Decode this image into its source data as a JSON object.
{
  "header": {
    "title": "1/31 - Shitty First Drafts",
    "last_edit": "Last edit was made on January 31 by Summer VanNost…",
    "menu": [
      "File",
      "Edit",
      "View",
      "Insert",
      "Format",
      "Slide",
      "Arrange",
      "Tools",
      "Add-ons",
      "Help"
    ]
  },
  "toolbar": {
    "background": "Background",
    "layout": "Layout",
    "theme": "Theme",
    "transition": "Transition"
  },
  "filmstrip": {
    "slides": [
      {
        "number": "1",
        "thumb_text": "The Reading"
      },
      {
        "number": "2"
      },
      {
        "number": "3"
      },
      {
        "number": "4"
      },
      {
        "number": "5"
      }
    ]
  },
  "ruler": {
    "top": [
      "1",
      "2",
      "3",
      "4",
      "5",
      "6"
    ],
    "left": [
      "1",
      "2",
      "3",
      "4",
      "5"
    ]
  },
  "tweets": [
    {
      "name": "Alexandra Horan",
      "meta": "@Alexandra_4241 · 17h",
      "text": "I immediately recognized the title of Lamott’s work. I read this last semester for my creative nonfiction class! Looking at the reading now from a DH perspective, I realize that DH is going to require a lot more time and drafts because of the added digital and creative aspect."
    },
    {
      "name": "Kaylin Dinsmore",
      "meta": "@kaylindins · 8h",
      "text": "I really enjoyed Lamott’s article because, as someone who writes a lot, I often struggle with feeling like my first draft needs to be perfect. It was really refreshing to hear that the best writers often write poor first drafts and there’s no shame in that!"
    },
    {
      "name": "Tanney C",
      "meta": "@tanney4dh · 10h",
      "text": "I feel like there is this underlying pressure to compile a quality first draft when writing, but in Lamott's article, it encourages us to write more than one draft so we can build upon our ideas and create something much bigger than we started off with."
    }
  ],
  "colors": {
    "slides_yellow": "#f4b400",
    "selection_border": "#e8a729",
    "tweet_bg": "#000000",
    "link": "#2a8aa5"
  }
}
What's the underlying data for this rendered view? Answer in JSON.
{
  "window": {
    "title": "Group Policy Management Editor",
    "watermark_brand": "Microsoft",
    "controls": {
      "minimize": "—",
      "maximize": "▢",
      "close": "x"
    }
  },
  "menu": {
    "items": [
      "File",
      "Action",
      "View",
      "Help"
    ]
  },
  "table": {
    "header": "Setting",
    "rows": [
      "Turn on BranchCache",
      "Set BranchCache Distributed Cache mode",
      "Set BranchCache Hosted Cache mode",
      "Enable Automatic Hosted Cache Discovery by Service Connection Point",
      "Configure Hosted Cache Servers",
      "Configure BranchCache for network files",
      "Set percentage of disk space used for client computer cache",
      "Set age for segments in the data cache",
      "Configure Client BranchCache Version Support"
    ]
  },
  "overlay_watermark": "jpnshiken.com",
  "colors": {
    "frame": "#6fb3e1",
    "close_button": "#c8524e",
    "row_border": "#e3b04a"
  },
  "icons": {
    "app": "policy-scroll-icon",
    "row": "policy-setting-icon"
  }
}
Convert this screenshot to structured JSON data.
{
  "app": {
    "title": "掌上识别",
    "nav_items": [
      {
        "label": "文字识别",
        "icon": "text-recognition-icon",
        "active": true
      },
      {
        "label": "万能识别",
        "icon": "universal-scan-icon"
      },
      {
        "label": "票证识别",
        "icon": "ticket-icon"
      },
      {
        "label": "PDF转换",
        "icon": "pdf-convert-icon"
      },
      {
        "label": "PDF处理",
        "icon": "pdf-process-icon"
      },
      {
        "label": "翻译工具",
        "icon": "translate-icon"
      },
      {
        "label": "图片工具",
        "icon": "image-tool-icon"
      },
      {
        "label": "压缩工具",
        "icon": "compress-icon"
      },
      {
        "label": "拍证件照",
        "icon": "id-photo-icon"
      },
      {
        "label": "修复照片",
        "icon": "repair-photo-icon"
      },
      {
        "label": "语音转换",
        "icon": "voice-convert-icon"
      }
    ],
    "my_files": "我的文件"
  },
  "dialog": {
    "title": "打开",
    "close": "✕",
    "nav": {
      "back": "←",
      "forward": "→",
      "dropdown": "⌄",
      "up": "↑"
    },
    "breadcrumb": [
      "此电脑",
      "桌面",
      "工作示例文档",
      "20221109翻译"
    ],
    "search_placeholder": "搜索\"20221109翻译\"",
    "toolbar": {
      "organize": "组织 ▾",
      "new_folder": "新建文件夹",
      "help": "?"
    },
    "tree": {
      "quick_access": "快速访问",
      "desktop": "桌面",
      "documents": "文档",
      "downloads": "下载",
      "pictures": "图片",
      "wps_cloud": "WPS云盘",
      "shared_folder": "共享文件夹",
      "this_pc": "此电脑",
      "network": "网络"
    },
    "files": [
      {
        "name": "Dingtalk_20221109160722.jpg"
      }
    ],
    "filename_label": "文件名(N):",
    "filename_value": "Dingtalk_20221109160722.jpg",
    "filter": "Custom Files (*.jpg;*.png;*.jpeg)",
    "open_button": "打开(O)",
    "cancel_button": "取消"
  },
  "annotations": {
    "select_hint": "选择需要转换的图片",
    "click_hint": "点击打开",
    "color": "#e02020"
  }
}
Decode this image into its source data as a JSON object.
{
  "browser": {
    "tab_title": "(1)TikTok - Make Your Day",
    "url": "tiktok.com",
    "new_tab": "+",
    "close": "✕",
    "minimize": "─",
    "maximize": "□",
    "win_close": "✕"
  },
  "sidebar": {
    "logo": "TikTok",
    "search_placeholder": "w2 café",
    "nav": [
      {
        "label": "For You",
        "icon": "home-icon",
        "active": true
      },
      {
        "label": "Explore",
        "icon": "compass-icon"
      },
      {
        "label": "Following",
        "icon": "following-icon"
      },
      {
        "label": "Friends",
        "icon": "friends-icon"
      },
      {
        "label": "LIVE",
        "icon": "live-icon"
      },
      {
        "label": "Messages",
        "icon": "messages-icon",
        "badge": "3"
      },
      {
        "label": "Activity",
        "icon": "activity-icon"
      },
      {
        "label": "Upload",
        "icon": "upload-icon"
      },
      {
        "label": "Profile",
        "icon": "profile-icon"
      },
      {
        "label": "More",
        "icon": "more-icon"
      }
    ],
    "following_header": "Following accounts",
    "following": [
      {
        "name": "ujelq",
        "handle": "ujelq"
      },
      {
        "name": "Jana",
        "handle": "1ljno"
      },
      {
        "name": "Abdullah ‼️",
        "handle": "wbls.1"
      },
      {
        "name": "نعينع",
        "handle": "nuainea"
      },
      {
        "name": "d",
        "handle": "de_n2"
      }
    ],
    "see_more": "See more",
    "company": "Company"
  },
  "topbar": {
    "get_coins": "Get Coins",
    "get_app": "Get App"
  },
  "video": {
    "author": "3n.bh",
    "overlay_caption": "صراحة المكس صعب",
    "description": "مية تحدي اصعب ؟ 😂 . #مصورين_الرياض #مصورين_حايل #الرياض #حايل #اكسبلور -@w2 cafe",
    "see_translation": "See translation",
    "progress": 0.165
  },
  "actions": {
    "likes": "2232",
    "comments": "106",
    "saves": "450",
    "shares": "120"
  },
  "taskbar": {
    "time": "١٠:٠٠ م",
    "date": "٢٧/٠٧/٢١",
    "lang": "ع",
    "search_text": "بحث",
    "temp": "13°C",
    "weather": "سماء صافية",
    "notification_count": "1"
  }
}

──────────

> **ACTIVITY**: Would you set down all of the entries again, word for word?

> **ANSWER BOX**:
Decode this image into its source data as a JSON object.
{
  "header": {
    "title": "1/31 - Shitty First Drafts",
    "last_edit": "Last edit was made on January 31 by Summer VanNost…",
    "menu": [
      "File",
      "Edit",
      "View",
      "Insert",
      "Format",
      "Slide",
      "Arrange",
      "Tools",
      "Add-ons",
      "Help"
    ]
  },
  "toolbar": {
    "background": "Background",
    "layout": "Layout",
    "theme": "Theme",
    "transition": "Transition"
  },
  "filmstrip": {
    "slides": [
      {
        "number": "1",
        "thumb_text": "The Reading"
      },
      {
        "number": "2"
      },
      {
        "number": "3"
      },
      {
        "number": "4"
      },
      {
        "number": "5"
      }
    ]
  },
  "ruler": {
    "top": [
      "1",
      "2",
      "3",
      "4",
      "5",
      "6"
    ],
    "left": [
      "1",
      "2",
      "3",
      "4",
      "5"
    ]
  },
  "tweets": [
    {
      "name": "Alexandra Horan",
      "meta": "@Alexandra_4241 · 17h",
      "text": "I immediately recognized the title of Lamott’s work. I read this last semester for my creative nonfiction class! Looking at the reading now from a DH perspective, I realize that DH is going to require a lot more time and drafts because of the added digital and creative aspect."
    },
    {
      "name": "Kaylin Dinsmore",
      "meta": "@kaylindins · 8h",
      "text": "I really enjoyed Lamott’s article because, as someone who writes a lot, I often struggle with feeling like my first draft needs to be perfect. It was really refreshing to hear that the best writers often write poor first drafts and there’s no shame in that!"
    },
    {
      "name": "Tanney C",
      "meta": "@tanney4dh · 10h",
      "text": "I feel like there is this underlying pressure to compile a quality first draft when writing, but in Lamott's article, it encourages us to write more than one draft so we can build upon our ideas and create something much bigger than we started off with."
    }
  ],
  "colors": {
    "slides_yellow": "#f4b400",
    "selection_border": "#e8a729",
    "tweet_bg": "#000000",
    "link": "#2a8aa5"
  }
}
What's the underlying data for this rendered view? Answer in JSON.
{
  "window": {
    "title": "Group Policy Management Editor",
    "watermark_brand": "Microsoft",
    "controls": {
      "minimize": "—",
      "maximize": "▢",
      "close": "x"
    }
  },
  "menu": {
    "items": [
      "File",
      "Action",
      "View",
      "Help"
    ]
  },
  "table": {
    "header": "Setting",
    "rows": [
      "Turn on BranchCache",
      "Set BranchCache Distributed Cache mode",
      "Set BranchCache Hosted Cache mode",
      "Enable Automatic Hosted Cache Discovery by Service Connection Point",
      "Configure Hosted Cache Servers",
      "Configure BranchCache for network files",
      "Set percentage of disk space used for client computer cache",
      "Set age for segments in the data cache",
      "Configure Client BranchCache Version Support"
    ]
  },
  "overlay_watermark": "jpnshiken.com",
  "colors": {
    "frame": "#6fb3e1",
    "close_button": "#c8524e",
    "row_border": "#e3b04a"
  },
  "icons": {
    "app": "policy-scroll-icon",
    "row": "policy-setting-icon"
  }
}
Convert this screenshot to structured JSON data.
{
  "app": {
    "title": "掌上识别",
    "nav_items": [
      {
        "label": "文字识别",
        "icon": "text-recognition-icon",
        "active": true
      },
      {
        "label": "万能识别",
        "icon": "universal-scan-icon"
      },
      {
        "label": "票证识别",
        "icon": "ticket-icon"
      },
      {
        "label": "PDF转换",
        "icon": "pdf-convert-icon"
      },
      {
        "label": "PDF处理",
        "icon": "pdf-process-icon"
      },
      {
        "label": "翻译工具",
        "icon": "translate-icon"
      },
      {
        "label": "图片工具",
        "icon": "image-tool-icon"
      },
      {
        "label": "压缩工具",
        "icon": "compress-icon"
      },
      {
        "label": "拍证件照",
        "icon": "id-photo-icon"
      },
      {
        "label": "修复照片",
        "icon": "repair-photo-icon"
      },
      {
        "label": "语音转换",
        "icon": "voice-convert-icon"
      }
    ],
    "my_files": "我的文件"
  },
  "dialog": {
    "title": "打开",
    "close": "✕",
    "nav": {
      "back": "←",
      "forward": "→",
      "dropdown": "⌄",
      "up": "↑"
    },
    "breadcrumb": [
      "此电脑",
      "桌面",
      "工作示例文档",
      "20221109翻译"
    ],
    "search_placeholder": "搜索\"20221109翻译\"",
    "toolbar": {
      "organize": "组织 ▾",
      "new_folder": "新建文件夹",
      "help": "?"
    },
    "tree": {
      "quick_access": "快速访问",
      "desktop": "桌面",
      "documents": "文档",
      "downloads": "下载",
      "pictures": "图片",
      "wps_cloud": "WPS云盘",
      "shared_folder": "共享文件夹",
      "this_pc": "此电脑",
      "network": "网络"
    },
    "files": [
      {
        "name": "Dingtalk_20221109160722.jpg"
      }
    ],
    "filename_label": "文件名(N):",
    "filename_value": "Dingtalk_20221109160722.jpg",
    "filter": "Custom Files (*.jpg;*.png;*.jpeg)",
    "open_button": "打开(O)",
    "cancel_button": "取消"
  },
  "annotations": {
    "select_hint": "选择需要转换的图片",
    "click_hint": "点击打开",
    "color": "#e02020"
  }
}
Decode this image into its source data as a JSON object.
{
  "browser": {
    "tab_title": "(1)TikTok - Make Your Day",
    "url": "tiktok.com",
    "new_tab": "+",
    "close": "✕",
    "minimize": "─",
    "maximize": "□",
    "win_close": "✕"
  },
  "sidebar": {
    "logo": "TikTok",
    "search_placeholder": "w2 café",
    "nav": [
      {
        "label": "For You",
        "icon": "home-icon",
        "active": true
      },
      {
        "label": "Explore",
        "icon": "compass-icon"
      },
      {
        "label": "Following",
        "icon": "following-icon"
      },
      {
        "label": "Friends",
        "icon": "friends-icon"
      },
      {
        "label": "LIVE",
        "icon": "live-icon"
      },
      {
        "label": "Messages",
        "icon": "messages-icon",
        "badge": "3"
      },
      {
        "label": "Activity",
        "icon": "activity-icon"
      },
      {
        "label": "Upload",
        "icon": "upload-icon"
      },
      {
        "label": "Profile",
        "icon": "profile-icon"
      },
      {
        "label": "More",
        "icon": "more-icon"
      }
    ],
    "following_header": "Following accounts",
    "following": [
      {
        "name": "ujelq",
        "handle": "ujelq"
      },
      {
        "name": "Jana",
        "handle": "1ljno"
      },
      {
        "name": "Abdullah ‼️",
        "handle": "wbls.1"
      },
      {
        "name": "نعينع",
        "handle": "nuainea"
      },
      {
        "name": "d",
        "handle": "de_n2"
      }
    ],
    "see_more": "See more",
    "company": "Company"
  },
  "topbar": {
    "get_coins": "Get Coins",
    "get_app": "Get App"
  },
  "video": {
    "author": "3n.bh",
    "overlay_caption": "صراحة المكس صعب",
    "description": "مية تحدي اصعب ؟ 😂 . #مصورين_الرياض #مصورين_حايل #الرياض #حايل #اكسبلور -@w2 cafe",
    "see_translation": "See translation",
    "progress": 0.165
  },
  "actions": {
    "likes": "2232",
    "comments": "106",
    "saves": "450",
    "shares": "120"
  },
  "taskbar": {
    "time": "١٠:٠٠ م",
    "date": "٢٧/٠٧/٢١",
    "lang": "ع",
    "search_text": "بحث",
    "temp": "13°C",
    "weather": "سماء صافية",
    "notification_count": "1"
  }
}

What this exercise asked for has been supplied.